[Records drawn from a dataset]
"""

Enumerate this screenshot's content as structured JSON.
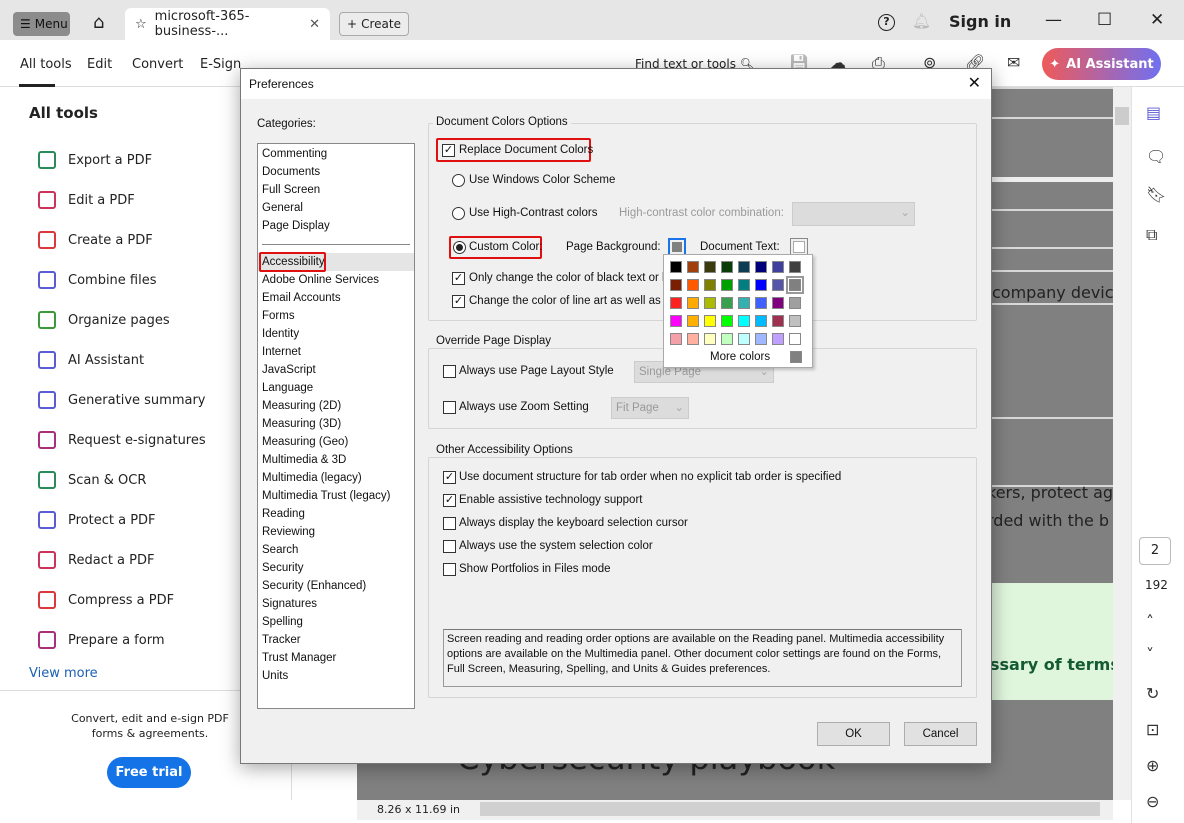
{
  "titlebar": {
    "menu": "Menu",
    "tab_title": "microsoft-365-business-...",
    "create": "Create",
    "sign_in": "Sign in"
  },
  "toolbar": {
    "tabs": [
      "All tools",
      "Edit",
      "Convert",
      "E-Sign"
    ],
    "find": "Find text or tools",
    "ai_assistant": "AI Assistant"
  },
  "left_panel": {
    "title": "All tools",
    "items": [
      {
        "label": "Export a PDF",
        "color": "#2a8a5c"
      },
      {
        "label": "Edit a PDF",
        "color": "#c8345a"
      },
      {
        "label": "Create a PDF",
        "color": "#d8393c"
      },
      {
        "label": "Combine files",
        "color": "#5b5bd6"
      },
      {
        "label": "Organize pages",
        "color": "#3a9a3a"
      },
      {
        "label": "AI Assistant",
        "color": "#5b5bd6"
      },
      {
        "label": "Generative summary",
        "color": "#5b5bd6"
      },
      {
        "label": "Request e-signatures",
        "color": "#a8307a"
      },
      {
        "label": "Scan & OCR",
        "color": "#2a8a5c"
      },
      {
        "label": "Protect a PDF",
        "color": "#5b5bd6"
      },
      {
        "label": "Redact a PDF",
        "color": "#c8345a"
      },
      {
        "label": "Compress a PDF",
        "color": "#d8393c"
      },
      {
        "label": "Prepare a form",
        "color": "#a8307a"
      }
    ],
    "view_more": "View more",
    "promo": "Convert, edit and e-sign PDF forms & agreements.",
    "free_trial": "Free trial"
  },
  "document": {
    "snippets": [
      "company devices",
      "kers, protect ag",
      "rded with the b",
      "ssary of terms.",
      "Cybersecurity playbook"
    ],
    "page_size": "8.26 x 11.69 in"
  },
  "right_rail": {
    "page": "2",
    "total": "192"
  },
  "dialog": {
    "title": "Preferences",
    "categories_label": "Categories:",
    "categories_top": [
      "Commenting",
      "Documents",
      "Full Screen",
      "General",
      "Page Display"
    ],
    "categories": [
      "Accessibility",
      "Adobe Online Services",
      "Email Accounts",
      "Forms",
      "Identity",
      "Internet",
      "JavaScript",
      "Language",
      "Measuring (2D)",
      "Measuring (3D)",
      "Measuring (Geo)",
      "Multimedia & 3D",
      "Multimedia (legacy)",
      "Multimedia Trust (legacy)",
      "Reading",
      "Reviewing",
      "Search",
      "Security",
      "Security (Enhanced)",
      "Signatures",
      "Spelling",
      "Tracker",
      "Trust Manager",
      "Units"
    ],
    "selected_category": "Accessibility",
    "doc_colors": {
      "group": "Document Colors Options",
      "replace": "Replace Document Colors",
      "replace_checked": true,
      "windows": "Use Windows Color Scheme",
      "high_contrast": "Use High-Contrast colors",
      "hc_combo_label": "High-contrast color combination:",
      "custom": "Custom Color:",
      "custom_selected": true,
      "page_bg": "Page Background:",
      "page_bg_color": "#808080",
      "doc_text": "Document Text:",
      "doc_text_color": "#ffffff",
      "only_black": "Only change the color of black text or li",
      "only_black_checked": true,
      "line_art": "Change the color of line art as well as t",
      "line_art_checked": true
    },
    "override": {
      "group": "Override Page Display",
      "layout": "Always use Page Layout Style",
      "layout_value": "Single Page",
      "zoom": "Always use Zoom Setting",
      "zoom_value": "Fit Page"
    },
    "other": {
      "group": "Other Accessibility Options",
      "options": [
        {
          "label": "Use document structure for tab order when no explicit tab order is specified",
          "checked": true
        },
        {
          "label": "Enable assistive technology support",
          "checked": true
        },
        {
          "label": "Always display the keyboard selection cursor",
          "checked": false
        },
        {
          "label": "Always use the system selection color",
          "checked": false
        },
        {
          "label": "Show Portfolios in Files mode",
          "checked": false
        }
      ],
      "info": "Screen reading and reading order options are available on the Reading panel. Multimedia accessibility options are available on the Multimedia panel. Other document color settings are found on the Forms, Full Screen, Measuring, Spelling, and Units & Guides preferences."
    },
    "ok": "OK",
    "cancel": "Cancel",
    "palette": {
      "more_colors": "More colors",
      "selected": "#808080",
      "colors": [
        "#000000",
        "#a0410d",
        "#3b3b0e",
        "#0b3d0b",
        "#0d3d52",
        "#00007a",
        "#4040a0",
        "#404040",
        "#7a2000",
        "#ff5a00",
        "#808000",
        "#00a000",
        "#008080",
        "#0000ff",
        "#5555aa",
        "#808080",
        "#ff2020",
        "#ffaa00",
        "#aabb00",
        "#3aa050",
        "#33b0b0",
        "#4060ff",
        "#800080",
        "#a0a0a0",
        "#ff00ff",
        "#ffb000",
        "#ffff00",
        "#00ff00",
        "#00ffff",
        "#00bbff",
        "#a03050",
        "#c0c0c0",
        "#f5a0a8",
        "#ffb0a0",
        "#ffffc0",
        "#c0ffc0",
        "#c0ffff",
        "#a0b8ff",
        "#c0a0ff",
        "#ffffff"
      ]
    }
  }
}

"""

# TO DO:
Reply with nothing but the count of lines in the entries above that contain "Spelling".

# TASK OUTPUT:
2